Pre-cut hole for the handleset
Prehung doors will arrive with a pre-cut hole for the handleset, this isn’t always the case with slabs.
If you ordered a handleset from the same manufacturer that made the door unit, the handleset won’t be pre-installed. In fact, handlesets are sometimes sold separately and some manufacturers design their doors to only accept certain types of handlesets and locks. You’ll want to know this before you purchase a handleset from someone other than the door manufacturer.
Pros and Cons of Prehung Doors
- The door is ready to install
- Speeds up the installation process
- May need minor adjustments to fit properly in the rough opening
- Is heavier than slabs and more difficult to manage alone
- More expensive than a slab
Parts of a Door Slab
The slab. (Haha) But seriously, as I mentioned above, if you want a door slab that’s really all you’re getting. This is a great choice if you’re looking for something super custom and the existing door frames are in good condition, it just takes more work to get the door ready to attach to the frame.

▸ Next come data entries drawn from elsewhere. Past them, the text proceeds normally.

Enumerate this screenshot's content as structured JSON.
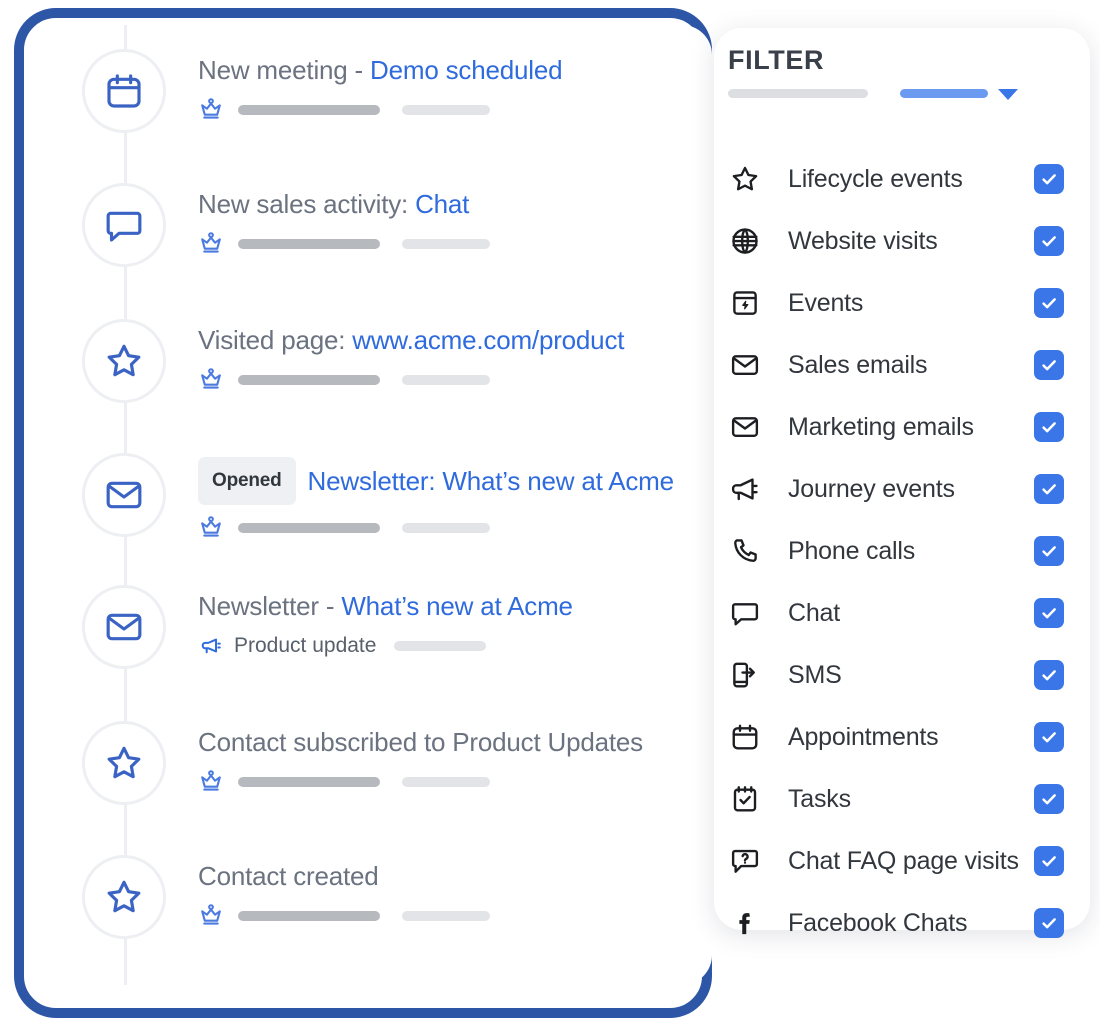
{
  "timeline": {
    "items": [
      {
        "icon": "calendar-icon",
        "title_plain": "New meeting - ",
        "title_link": "Demo scheduled",
        "meta_icon": "crown-icon",
        "meta_text": "",
        "bars": "two"
      },
      {
        "icon": "chat-bubble-icon",
        "title_plain": "New sales activity: ",
        "title_link": "Chat",
        "meta_icon": "crown-icon",
        "meta_text": "",
        "bars": "two"
      },
      {
        "icon": "star-icon",
        "title_plain": "Visited page: ",
        "title_link": "www.acme.com/product",
        "meta_icon": "crown-icon",
        "meta_text": "",
        "bars": "two"
      },
      {
        "icon": "envelope-icon",
        "badge": "Opened",
        "title_plain": "",
        "title_link": "Newsletter: What’s new at Acme",
        "meta_icon": "crown-icon",
        "meta_text": "",
        "bars": "two"
      },
      {
        "icon": "envelope-icon",
        "title_plain": "Newsletter - ",
        "title_link": "What’s new at Acme",
        "meta_icon": "megaphone-icon",
        "meta_text": "Product update",
        "bars": "one"
      },
      {
        "icon": "star-icon",
        "title_plain": "Contact subscribed to Product Updates",
        "title_link": "",
        "meta_icon": "crown-icon",
        "meta_text": "",
        "bars": "two"
      },
      {
        "icon": "star-icon",
        "title_plain": "Contact created",
        "title_link": "",
        "meta_icon": "crown-icon",
        "meta_text": "",
        "bars": "two"
      }
    ]
  },
  "filter": {
    "title": "FILTER",
    "items": [
      {
        "icon": "star-icon",
        "label": "Lifecycle events",
        "checked": true
      },
      {
        "icon": "globe-icon",
        "label": "Website visits",
        "checked": true
      },
      {
        "icon": "event-bolt-icon",
        "label": "Events",
        "checked": true
      },
      {
        "icon": "envelope-icon",
        "label": "Sales emails",
        "checked": true
      },
      {
        "icon": "envelope-icon",
        "label": "Marketing emails",
        "checked": true
      },
      {
        "icon": "megaphone-icon",
        "label": "Journey events",
        "checked": true
      },
      {
        "icon": "phone-icon",
        "label": "Phone calls",
        "checked": true
      },
      {
        "icon": "chat-bubble-icon",
        "label": "Chat",
        "checked": true
      },
      {
        "icon": "sms-icon",
        "label": "SMS",
        "checked": true
      },
      {
        "icon": "calendar-icon",
        "label": "Appointments",
        "checked": true
      },
      {
        "icon": "task-check-icon",
        "label": "Tasks",
        "checked": true
      },
      {
        "icon": "chat-question-icon",
        "label": "Chat FAQ page visits",
        "checked": true
      },
      {
        "icon": "facebook-icon",
        "label": "Facebook Chats",
        "checked": true
      }
    ]
  },
  "colors": {
    "frame_blue": "#2E56A6",
    "link_blue": "#2F6BDD",
    "checkbox_blue": "#3B76E8",
    "icon_blue": "#3A63C4",
    "text_gray": "#6B7280",
    "label_dark": "#32373E"
  }
}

Pros and Cons of Door Slabs
- Less expensive than a prehung unit
- Allows design flexibility
- Requires more work, including extensive carpentry
- Costs additional time and money to get it ready and installed
So, when should you choose prehung and when should you choose a slab?
Choose a prehung door if:
- The door’s rough opening is exposed (new construction or remodel), especially if there are multiple doors that need to be installed. A prehung door will save installation time because you won’t have to build the frame from scratch.
- You need to replace an exterior door. Exterior doors are part of the building’s envelope and should be energy efficient, you’ll get the best results with a door that’s manufactured for efficiency.
- The existing door frame is rotted or damaged. You’re more likely to run into this problem with exterior doors, especially if the door is original to the house. A damaged frame shouldn’t be reused because it will continue to waste. Installing a prehung door allows you to take out the existing frame and inspect for further damage that may also need repair before installing the new door.
Choose a slab if:
- The frame is in good condition and the door slab is being replaced with another of the exact same size.
- You have a vintage door that you want to repurpose in your home. A project like this may require rebuilding the door frame but it can be done.
- You are replacing interior doors and don’t mind extra work to save some money on material. If this is a DIY project, new slabs are easier to work with than antique or salvage doors.
If you decide to go with a new slab you can find them at big box stores or lumberyards.
For prehung doors, you can work with a door dealer or find a door at a big box store and find a contractor. If there is a specific brand that you are looking for you can visit the manufacturer’s website to see what is offered and then find a trusted dealer and installer directly through them. The benefit of this is that you know you’re getting the exact type of product that you want and having it installed by experienced professionals.
To learn more about some door brands check out our related posts below or visit our Doors product offerings.